Excerpts from an interface dataset:
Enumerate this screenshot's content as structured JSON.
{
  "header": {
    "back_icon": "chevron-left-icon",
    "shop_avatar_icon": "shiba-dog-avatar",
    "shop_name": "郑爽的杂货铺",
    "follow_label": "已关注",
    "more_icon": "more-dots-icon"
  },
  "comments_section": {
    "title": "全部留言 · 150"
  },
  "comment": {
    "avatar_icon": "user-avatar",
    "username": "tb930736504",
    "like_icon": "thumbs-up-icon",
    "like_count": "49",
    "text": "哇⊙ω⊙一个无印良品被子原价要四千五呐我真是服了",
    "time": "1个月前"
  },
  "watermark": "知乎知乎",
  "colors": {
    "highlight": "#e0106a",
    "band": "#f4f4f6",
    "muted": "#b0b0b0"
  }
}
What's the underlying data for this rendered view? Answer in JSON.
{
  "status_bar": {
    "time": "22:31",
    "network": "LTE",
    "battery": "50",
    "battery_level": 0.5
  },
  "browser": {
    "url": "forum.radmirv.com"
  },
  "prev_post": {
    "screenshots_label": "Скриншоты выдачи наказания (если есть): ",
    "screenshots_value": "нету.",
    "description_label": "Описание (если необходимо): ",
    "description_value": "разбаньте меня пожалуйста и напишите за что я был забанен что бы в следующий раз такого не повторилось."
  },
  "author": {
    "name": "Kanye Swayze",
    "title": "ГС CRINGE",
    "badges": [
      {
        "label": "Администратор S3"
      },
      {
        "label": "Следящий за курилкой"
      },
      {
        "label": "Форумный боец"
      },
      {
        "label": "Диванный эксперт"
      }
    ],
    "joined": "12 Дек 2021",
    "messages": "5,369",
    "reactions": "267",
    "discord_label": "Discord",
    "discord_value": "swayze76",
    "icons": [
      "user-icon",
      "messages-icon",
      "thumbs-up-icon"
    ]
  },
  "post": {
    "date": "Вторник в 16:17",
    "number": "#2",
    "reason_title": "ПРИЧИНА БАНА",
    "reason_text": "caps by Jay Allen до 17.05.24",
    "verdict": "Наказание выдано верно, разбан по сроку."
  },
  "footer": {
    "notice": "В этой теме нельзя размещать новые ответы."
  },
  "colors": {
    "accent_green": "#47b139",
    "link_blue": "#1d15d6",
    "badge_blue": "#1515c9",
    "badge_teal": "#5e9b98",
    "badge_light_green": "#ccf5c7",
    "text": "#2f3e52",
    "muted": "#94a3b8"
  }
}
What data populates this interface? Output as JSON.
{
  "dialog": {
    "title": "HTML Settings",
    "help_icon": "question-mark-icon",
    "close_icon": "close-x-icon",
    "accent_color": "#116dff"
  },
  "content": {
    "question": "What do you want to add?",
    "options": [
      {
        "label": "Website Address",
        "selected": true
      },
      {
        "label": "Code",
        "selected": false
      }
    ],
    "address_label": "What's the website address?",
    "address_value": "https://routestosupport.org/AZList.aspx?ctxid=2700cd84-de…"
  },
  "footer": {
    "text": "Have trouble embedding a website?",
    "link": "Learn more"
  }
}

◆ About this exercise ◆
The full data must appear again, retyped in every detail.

◆ Finished task ◆
Enumerate this screenshot's content as structured JSON.
{
  "header": {
    "back_icon": "chevron-left-icon",
    "shop_avatar_icon": "shiba-dog-avatar",
    "shop_name": "郑爽的杂货铺",
    "follow_label": "已关注",
    "more_icon": "more-dots-icon"
  },
  "comments_section": {
    "title": "全部留言 · 150"
  },
  "comment": {
    "avatar_icon": "user-avatar",
    "username": "tb930736504",
    "like_icon": "thumbs-up-icon",
    "like_count": "49",
    "text": "哇⊙ω⊙一个无印良品被子原价要四千五呐我真是服了",
    "time": "1个月前"
  },
  "watermark": "知乎知乎",
  "colors": {
    "highlight": "#e0106a",
    "band": "#f4f4f6",
    "muted": "#b0b0b0"
  }
}
What's the underlying data for this rendered view? Answer in JSON.
{
  "status_bar": {
    "time": "22:31",
    "network": "LTE",
    "battery": "50",
    "battery_level": 0.5
  },
  "browser": {
    "url": "forum.radmirv.com"
  },
  "prev_post": {
    "screenshots_label": "Скриншоты выдачи наказания (если есть): ",
    "screenshots_value": "нету.",
    "description_label": "Описание (если необходимо): ",
    "description_value": "разбаньте меня пожалуйста и напишите за что я был забанен что бы в следующий раз такого не повторилось."
  },
  "author": {
    "name": "Kanye Swayze",
    "title": "ГС CRINGE",
    "badges": [
      {
        "label": "Администратор S3"
      },
      {
        "label": "Следящий за курилкой"
      },
      {
        "label": "Форумный боец"
      },
      {
        "label": "Диванный эксперт"
      }
    ],
    "joined": "12 Дек 2021",
    "messages": "5,369",
    "reactions": "267",
    "discord_label": "Discord",
    "discord_value": "swayze76",
    "icons": [
      "user-icon",
      "messages-icon",
      "thumbs-up-icon"
    ]
  },
  "post": {
    "date": "Вторник в 16:17",
    "number": "#2",
    "reason_title": "ПРИЧИНА БАНА",
    "reason_text": "caps by Jay Allen до 17.05.24",
    "verdict": "Наказание выдано верно, разбан по сроку."
  },
  "footer": {
    "notice": "В этой теме нельзя размещать новые ответы."
  },
  "colors": {
    "accent_green": "#47b139",
    "link_blue": "#1d15d6",
    "badge_blue": "#1515c9",
    "badge_teal": "#5e9b98",
    "badge_light_green": "#ccf5c7",
    "text": "#2f3e52",
    "muted": "#94a3b8"
  }
}
What data populates this interface? Output as JSON.
{
  "dialog": {
    "title": "HTML Settings",
    "help_icon": "question-mark-icon",
    "close_icon": "close-x-icon",
    "accent_color": "#116dff"
  },
  "content": {
    "question": "What do you want to add?",
    "options": [
      {
        "label": "Website Address",
        "selected": true
      },
      {
        "label": "Code",
        "selected": false
      }
    ],
    "address_label": "What's the website address?",
    "address_value": "https://routestosupport.org/AZList.aspx?ctxid=2700cd84-de…"
  },
  "footer": {
    "text": "Have trouble embedding a website?",
    "link": "Learn more"
  }
}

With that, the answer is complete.